• _Record extracts_:

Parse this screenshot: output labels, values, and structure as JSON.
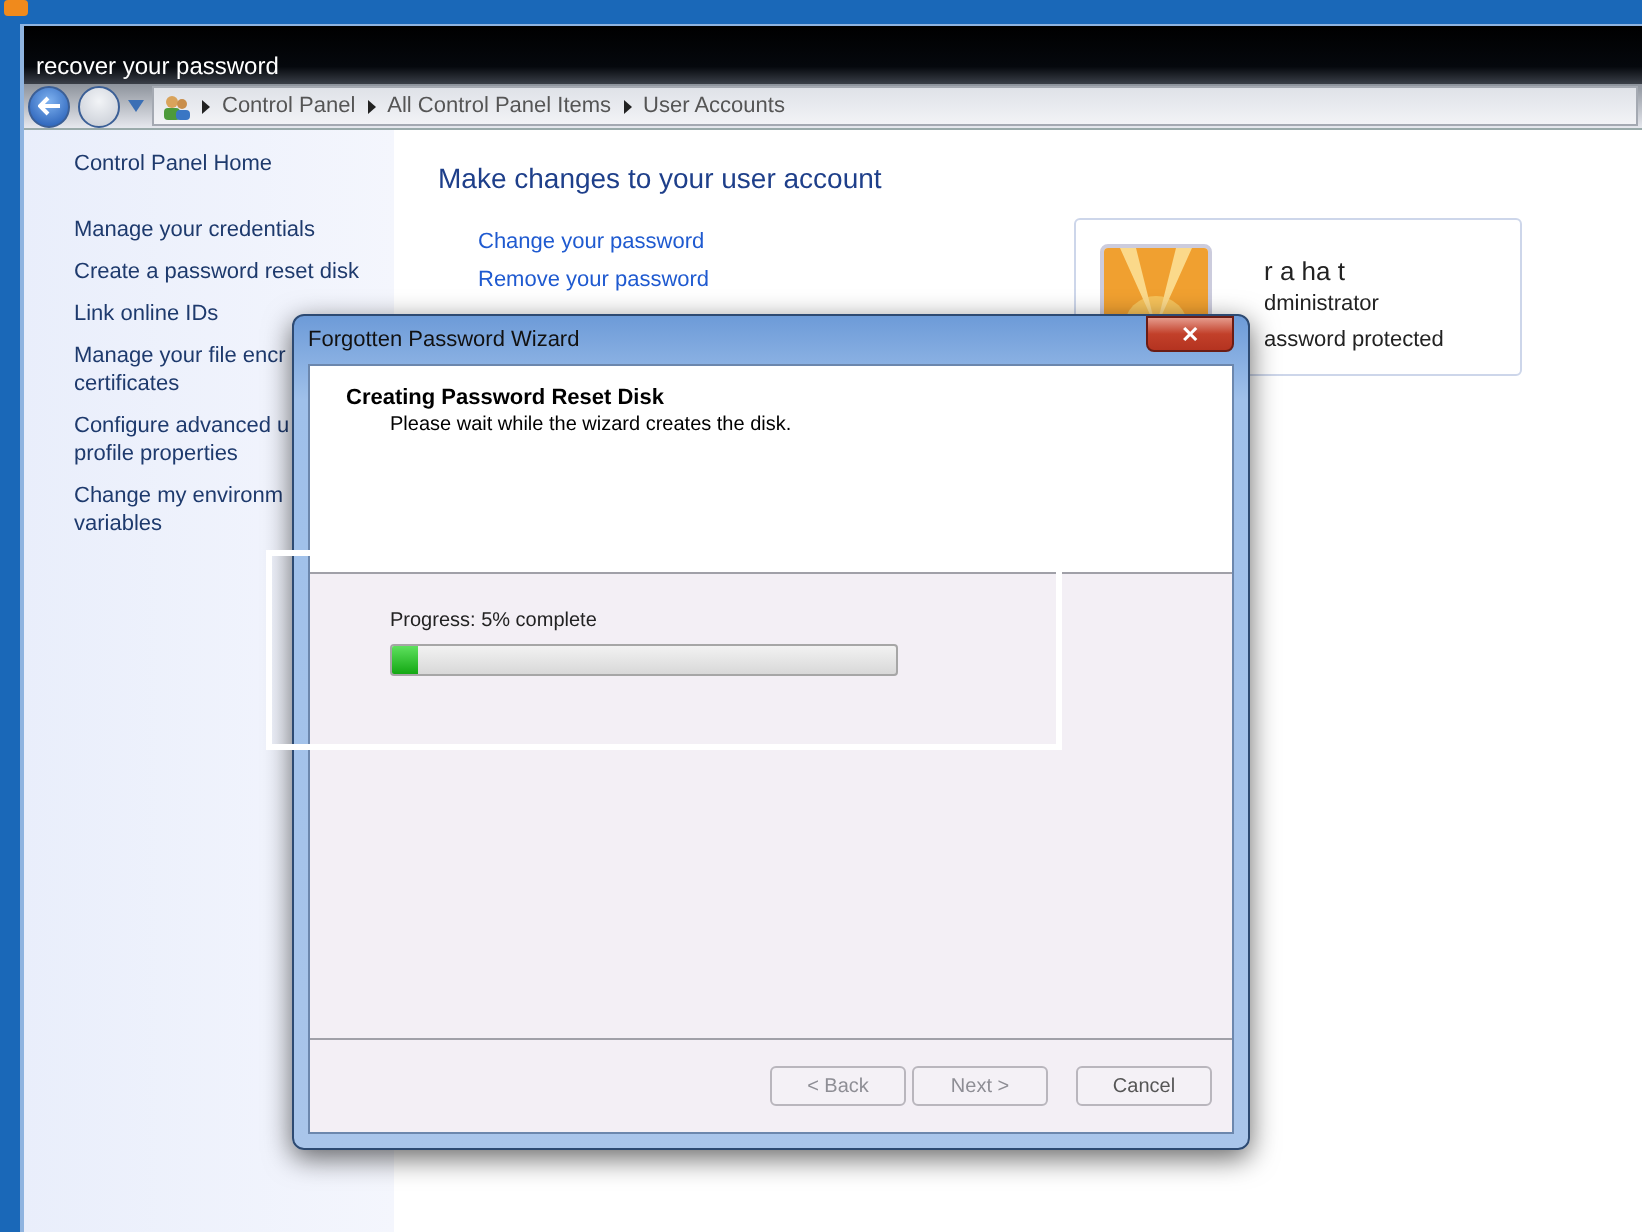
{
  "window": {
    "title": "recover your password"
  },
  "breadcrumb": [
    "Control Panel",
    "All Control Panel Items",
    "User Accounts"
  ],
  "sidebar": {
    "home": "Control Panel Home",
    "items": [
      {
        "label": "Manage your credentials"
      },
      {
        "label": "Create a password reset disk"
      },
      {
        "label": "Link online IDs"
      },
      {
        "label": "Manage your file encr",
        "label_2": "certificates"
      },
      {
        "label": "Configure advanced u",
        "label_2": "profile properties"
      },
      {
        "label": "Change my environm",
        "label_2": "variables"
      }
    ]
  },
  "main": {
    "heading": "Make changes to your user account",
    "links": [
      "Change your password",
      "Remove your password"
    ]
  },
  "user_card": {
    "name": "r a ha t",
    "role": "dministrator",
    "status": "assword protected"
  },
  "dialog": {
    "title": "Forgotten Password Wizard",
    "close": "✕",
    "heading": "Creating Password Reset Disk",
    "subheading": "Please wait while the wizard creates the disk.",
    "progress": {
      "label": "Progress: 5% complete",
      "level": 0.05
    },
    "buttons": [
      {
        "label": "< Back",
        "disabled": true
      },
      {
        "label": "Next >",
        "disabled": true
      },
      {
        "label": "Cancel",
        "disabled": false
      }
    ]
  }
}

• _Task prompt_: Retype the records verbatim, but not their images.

• _Solution to this exercise_:
Parse this screenshot: output labels, values, and structure as JSON.
{
  "window": {
    "title": "recover your password"
  },
  "breadcrumb": [
    "Control Panel",
    "All Control Panel Items",
    "User Accounts"
  ],
  "sidebar": {
    "home": "Control Panel Home",
    "items": [
      {
        "label": "Manage your credentials"
      },
      {
        "label": "Create a password reset disk"
      },
      {
        "label": "Link online IDs"
      },
      {
        "label": "Manage your file encr",
        "label_2": "certificates"
      },
      {
        "label": "Configure advanced u",
        "label_2": "profile properties"
      },
      {
        "label": "Change my environm",
        "label_2": "variables"
      }
    ]
  },
  "main": {
    "heading": "Make changes to your user account",
    "links": [
      "Change your password",
      "Remove your password"
    ]
  },
  "user_card": {
    "name": "r a ha t",
    "role": "dministrator",
    "status": "assword protected"
  },
  "dialog": {
    "title": "Forgotten Password Wizard",
    "close": "✕",
    "heading": "Creating Password Reset Disk",
    "subheading": "Please wait while the wizard creates the disk.",
    "progress": {
      "label": "Progress: 5% complete",
      "level": 0.05
    },
    "buttons": [
      {
        "label": "< Back",
        "disabled": true
      },
      {
        "label": "Next >",
        "disabled": true
      },
      {
        "label": "Cancel",
        "disabled": false
      }
    ]
  }
}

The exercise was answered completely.